A single act of sexual violence is one too many. Ohio seeks to strengthen its ability to better respond to, and ultimately prevent, sexual assault on the state’s college campuses. Numerous studies provide evidence that many survivors of sexual violence do not have faith in institutional processes, nor do they have a survivor-centered support system available to them. Despite the work colleges and universities have done to prevent their occurrence, over 100 sexual assaults were reported on Ohio’s public campuses in 2013. Because of the tendency to underreport this type of crime, the actual number of assaults is likely higher.
A number of national studies have revealed inconsistencies in how different colleges and universities investigate and respond to campus sexual violence on campus. An overview of Ohio institutions by the Ohio Department of Higher Education (ODHE) shows wide variances in campus policies and support systems.
Through the 2015 State budget, the Ohio Department of Higher Education was charged with developing model best practices for preventing and responding to campus sexual assault. A total of $2 million was allocated to support this work. To gain a better understanding of the diverse needs of Ohio’s colleges and universities, input was sought and received from campus presidents, advocacy groups, and campus and community experts statewide. National trends and best practices were also thoroughly researched. As a result of this collaborative approach, the Ohio Department of Higher Education recently released the “Changing Campus Culture: Preventing & Responding to Campus Sexual Violence,” report and recommendations, which build upon the existing work already underway on many Ohio college and university campuses.
University of Rio Grande President Dr. Michelle Johnston features Kerry Soller from the Ohio Department of Higher Education on an episode of the Voice of Rio Grande television show. In its second year of implementation, Changing Campus Culture is a comprehensive effort involving all public and private colleges and universities in Ohio with regard to preventing and responding to sexual violence.
The “Changing Campus Culture” report places a significant emphasis on Ohio’s many different institutional types, sizes, and available resources to address sexual violence.

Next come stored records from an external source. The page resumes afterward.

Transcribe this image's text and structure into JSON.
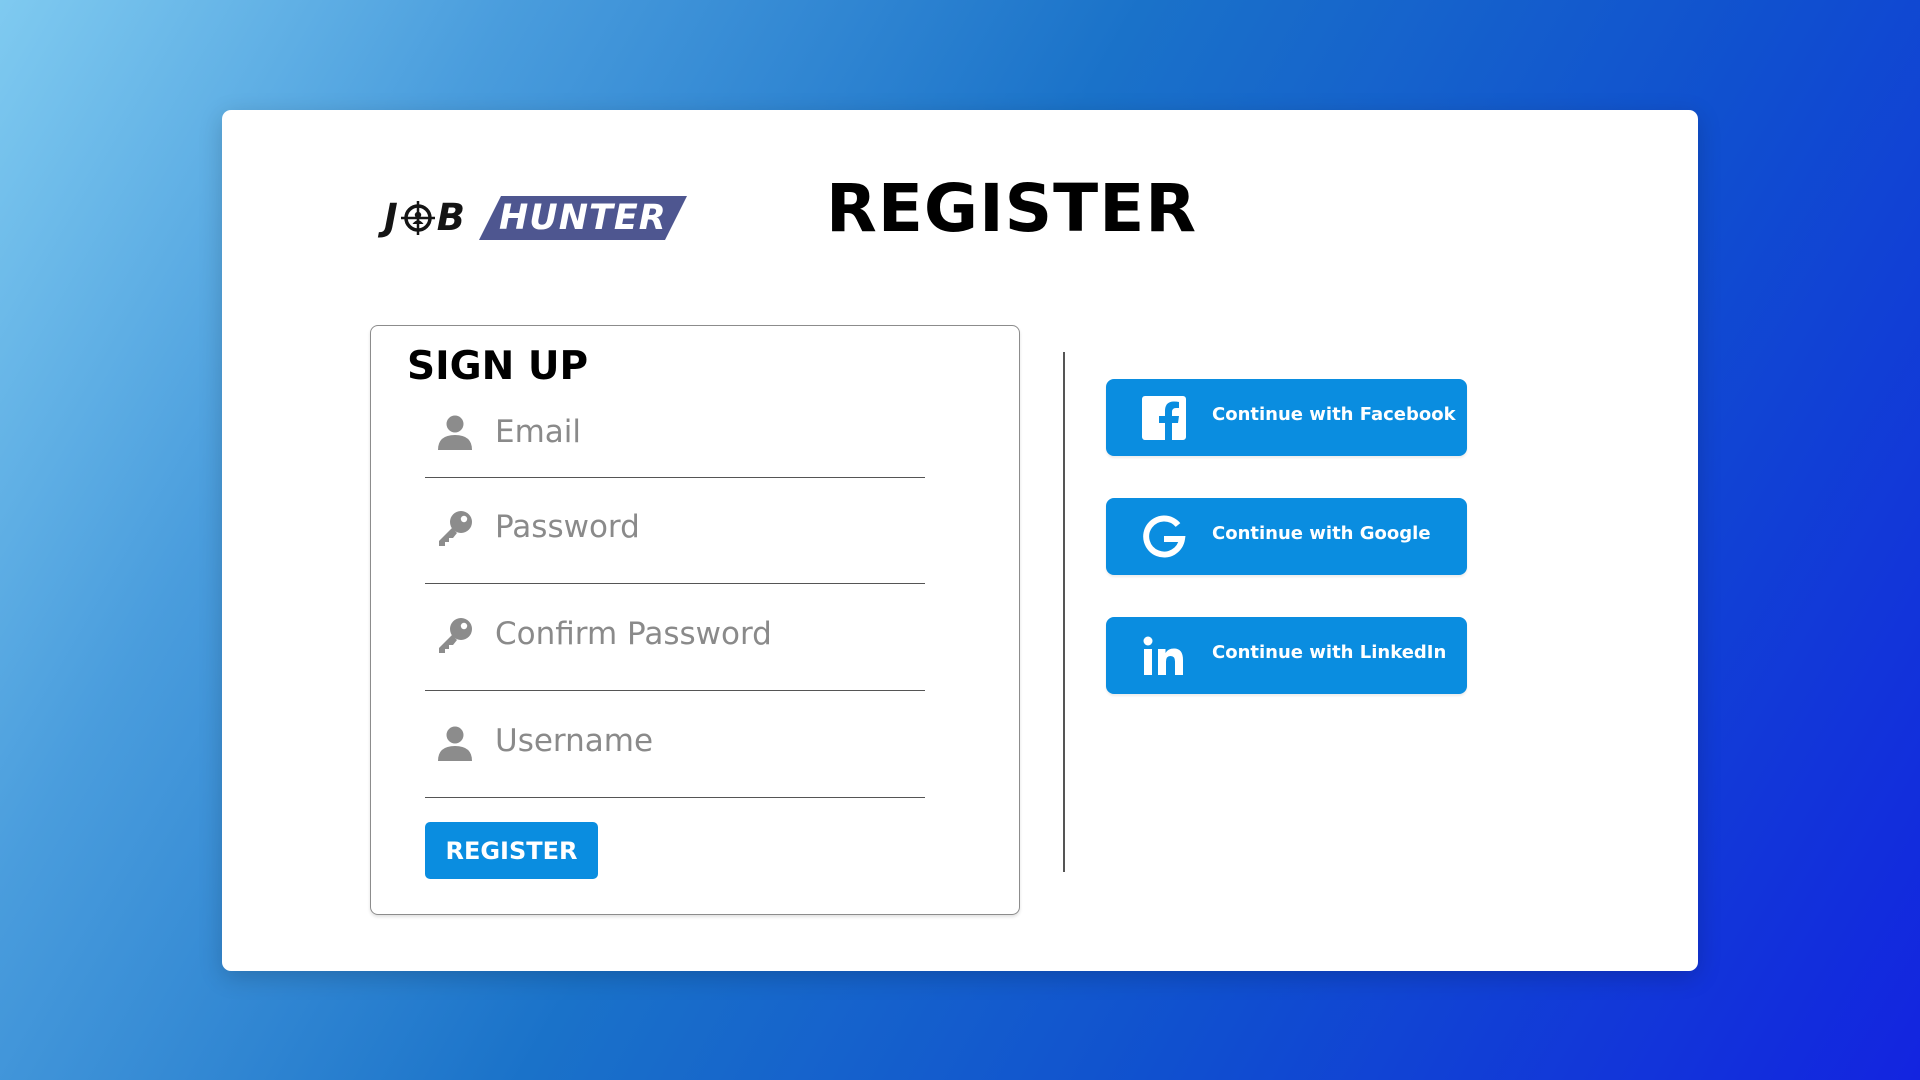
{
  "brand": {
    "logo_part1": "J",
    "logo_part2": "B",
    "logo_part3": "HUNTER"
  },
  "page": {
    "title": "REGISTER"
  },
  "form": {
    "title": "SIGN UP",
    "fields": [
      {
        "placeholder": "Email",
        "icon": "user-icon"
      },
      {
        "placeholder": "Password",
        "icon": "key-icon"
      },
      {
        "placeholder": "Confirm Password",
        "icon": "key-icon"
      },
      {
        "placeholder": "Username",
        "icon": "user-icon"
      }
    ],
    "submit_label": "REGISTER"
  },
  "social": [
    {
      "label": "Continue with Facebook",
      "icon": "facebook-icon"
    },
    {
      "label": "Continue with Google",
      "icon": "google-icon"
    },
    {
      "label": "Continue with LinkedIn",
      "icon": "linkedin-icon"
    }
  ],
  "colors": {
    "accent": "#0a8de0",
    "logo_band": "#4e5690",
    "icon_gray": "#8c8c8c"
  }
}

With this diversity in mind, ODHE sought perspectives from campus leaders from a wide variety of institutions including: President Drake from Ohio State University; President Krendl from Otterbein University; and President Johnston from Rio Grande University and Rio Grande Community College. Furthermore, Chancellor Carey formed an Advisory Group to provide guidance on implementing recommendations from the “Changing Campus Culture” report. The Advisory Group includes The Ohio State University, Otterbein University, University of Rio Grande/Rio Grande Community College, Terra State University, and Xavier University. The recommendations in the report are purposely broad, so that every Ohio institution has the ability to adopt the most appropriate best practices.
Ohio’s campuses are asked to embrace five cornerstone practices, designed to work together and aimed at preventing and responding to sexual violence. The goal is that 100 percent of Ohio campuses will adopt 100 percent of the recommendations by the beginning of the 2016/2017 academic year.
- Use data to guide action. Specifically, campuses are asked to administer an annual campus climate survey to inform prevention and response strategies, and to track trends over time.
- Empower staff, faculty, campus law enforcement and students to prevent and respond to sexual violence through evidence-based training. Using feedback from the campus climate survey and/or other data sources to help select the most appropriate program, campuses should implement a comprehensive training program for their institution. Programs focused on bystander intervention are particularly encouraged.
- Communicate a culture of shared respect and responsibility. Campuses should utilize a widespread awareness and communication campaign in conjunction with trainings and other initiatives to help encourage a safer culture.
- Develop a comprehensive response policy. Campuses are encouraged to engage a variety of stakeholders in developing and adopting a comprehensive policy to address sexual violence on campus. This comprehensive policy will be both survivor-centered and respect the rights of the accused.
- Adopt a survivor-centered response. By developing a response centered on survivors’ needs, such as providing confidential advisors, campuses can strengthen student trust in campus systems and processes.
Implementation and Funding Strategies:
The funding ($2 million) set aside in the budget can be used for the following:
- Disseminate a common campus climate survey for campuses to administer while recognizing that each campus has individual needs
- Data analysis support of the campus climate surveys
- Bulk training programs
- Online resource portal with how-to guides, templates, examples, CCC recommendations and Guidebook
- Campus Sexual Violence Prevention Summit with training on concepts related to CCC
- Individual grants – campus can apply for an individual grant to implement any or all of the five recommendations within the CCC